* Exercise aim *
Take the entries below and retype them word for word, excluding the images.

* Given records *
________________________

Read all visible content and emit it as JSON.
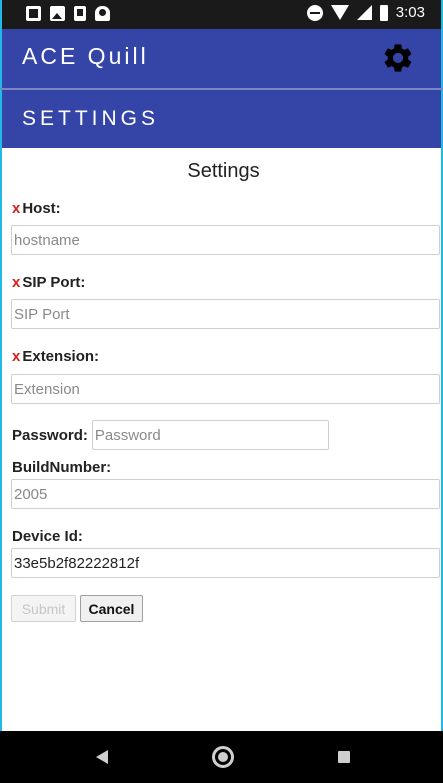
{
  "status_bar": {
    "time": "3:03",
    "left_icons": [
      "gallery-icon",
      "image-icon",
      "download-icon",
      "accessibility-icon"
    ],
    "right_icons": [
      "do-not-disturb-icon",
      "wifi-icon",
      "signal-icon",
      "battery-icon"
    ]
  },
  "app_bar": {
    "title": "ACE Quill",
    "settings_icon": "gear-icon",
    "color": "#3444a7"
  },
  "section": {
    "title": "SETTINGS"
  },
  "form": {
    "heading": "Settings",
    "required_marker": "x",
    "host": {
      "label": "Host:",
      "value": "",
      "placeholder": "hostname"
    },
    "sip_port": {
      "label": "SIP Port:",
      "value": "",
      "placeholder": "SIP Port"
    },
    "extension": {
      "label": "Extension:",
      "value": "",
      "placeholder": "Extension"
    },
    "password": {
      "label": "Password:",
      "value": "",
      "placeholder": "Password"
    },
    "build_number": {
      "label": "BuildNumber:",
      "value": "2005"
    },
    "device_id": {
      "label": "Device Id:",
      "value": "33e5b2f82222812f"
    },
    "submit_label": "Submit",
    "cancel_label": "Cancel"
  },
  "nav_bar": {
    "icons": [
      "back-icon",
      "home-icon",
      "recents-icon"
    ]
  },
  "colors": {
    "accent": "#3444a7",
    "required": "#d62020",
    "frame": "#23b9e6"
  }
}
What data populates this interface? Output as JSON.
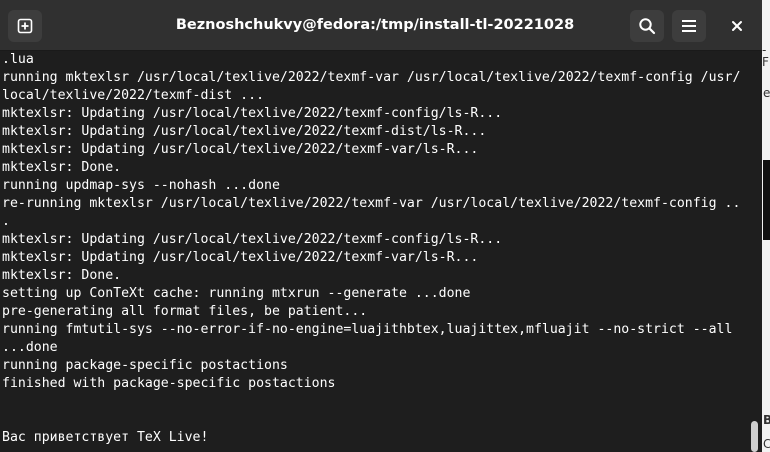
{
  "window": {
    "title": "Beznoshchukvy@fedora:/tmp/install-tl-20221028"
  },
  "header": {
    "new_tab_icon": "new-tab-icon",
    "search_icon": "search-icon",
    "menu_icon": "hamburger-menu-icon",
    "close_icon": "close-icon"
  },
  "terminal": {
    "lines": [
      ".lua",
      "running mktexlsr /usr/local/texlive/2022/texmf-var /usr/local/texlive/2022/texmf-config /usr/",
      "local/texlive/2022/texmf-dist ...",
      "mktexlsr: Updating /usr/local/texlive/2022/texmf-config/ls-R...",
      "mktexlsr: Updating /usr/local/texlive/2022/texmf-dist/ls-R...",
      "mktexlsr: Updating /usr/local/texlive/2022/texmf-var/ls-R...",
      "mktexlsr: Done.",
      "running updmap-sys --nohash ...done",
      "re-running mktexlsr /usr/local/texlive/2022/texmf-var /usr/local/texlive/2022/texmf-config ..",
      ".",
      "mktexlsr: Updating /usr/local/texlive/2022/texmf-config/ls-R...",
      "mktexlsr: Updating /usr/local/texlive/2022/texmf-var/ls-R...",
      "mktexlsr: Done.",
      "setting up ConTeXt cache: running mtxrun --generate ...done",
      "pre-generating all format files, be patient...",
      "running fmtutil-sys --no-error-if-no-engine=luajithbtex,luajittex,mfluajit --no-strict --all",
      "...done",
      "running package-specific postactions",
      "finished with package-specific postactions",
      "",
      "",
      "Вас приветствует TeX Live!"
    ]
  },
  "background": {
    "glyphs": [
      "-F",
      "e",
      "B",
      "C"
    ]
  }
}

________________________

* Exercise result *
Read all visible content and emit it as JSON.
{
  "status_bar": {
    "time": "3:03",
    "left_icons": [
      "gallery-icon",
      "image-icon",
      "download-icon",
      "accessibility-icon"
    ],
    "right_icons": [
      "do-not-disturb-icon",
      "wifi-icon",
      "signal-icon",
      "battery-icon"
    ]
  },
  "app_bar": {
    "title": "ACE Quill",
    "settings_icon": "gear-icon",
    "color": "#3444a7"
  },
  "section": {
    "title": "SETTINGS"
  },
  "form": {
    "heading": "Settings",
    "required_marker": "x",
    "host": {
      "label": "Host:",
      "value": "",
      "placeholder": "hostname"
    },
    "sip_port": {
      "label": "SIP Port:",
      "value": "",
      "placeholder": "SIP Port"
    },
    "extension": {
      "label": "Extension:",
      "value": "",
      "placeholder": "Extension"
    },
    "password": {
      "label": "Password:",
      "value": "",
      "placeholder": "Password"
    },
    "build_number": {
      "label": "BuildNumber:",
      "value": "2005"
    },
    "device_id": {
      "label": "Device Id:",
      "value": "33e5b2f82222812f"
    },
    "submit_label": "Submit",
    "cancel_label": "Cancel"
  },
  "nav_bar": {
    "icons": [
      "back-icon",
      "home-icon",
      "recents-icon"
    ]
  },
  "colors": {
    "accent": "#3444a7",
    "required": "#d62020",
    "frame": "#23b9e6"
  }
}
What data populates this interface? Output as JSON.
{
  "window": {
    "title": "Beznoshchukvy@fedora:/tmp/install-tl-20221028"
  },
  "header": {
    "new_tab_icon": "new-tab-icon",
    "search_icon": "search-icon",
    "menu_icon": "hamburger-menu-icon",
    "close_icon": "close-icon"
  },
  "terminal": {
    "lines": [
      ".lua",
      "running mktexlsr /usr/local/texlive/2022/texmf-var /usr/local/texlive/2022/texmf-config /usr/",
      "local/texlive/2022/texmf-dist ...",
      "mktexlsr: Updating /usr/local/texlive/2022/texmf-config/ls-R...",
      "mktexlsr: Updating /usr/local/texlive/2022/texmf-dist/ls-R...",
      "mktexlsr: Updating /usr/local/texlive/2022/texmf-var/ls-R...",
      "mktexlsr: Done.",
      "running updmap-sys --nohash ...done",
      "re-running mktexlsr /usr/local/texlive/2022/texmf-var /usr/local/texlive/2022/texmf-config ..",
      ".",
      "mktexlsr: Updating /usr/local/texlive/2022/texmf-config/ls-R...",
      "mktexlsr: Updating /usr/local/texlive/2022/texmf-var/ls-R...",
      "mktexlsr: Done.",
      "setting up ConTeXt cache: running mtxrun --generate ...done",
      "pre-generating all format files, be patient...",
      "running fmtutil-sys --no-error-if-no-engine=luajithbtex,luajittex,mfluajit --no-strict --all",
      "...done",
      "running package-specific postactions",
      "finished with package-specific postactions",
      "",
      "",
      "Вас приветствует TeX Live!"
    ]
  },
  "background": {
    "glyphs": [
      "-F",
      "e",
      "B",
      "C"
    ]
  }
}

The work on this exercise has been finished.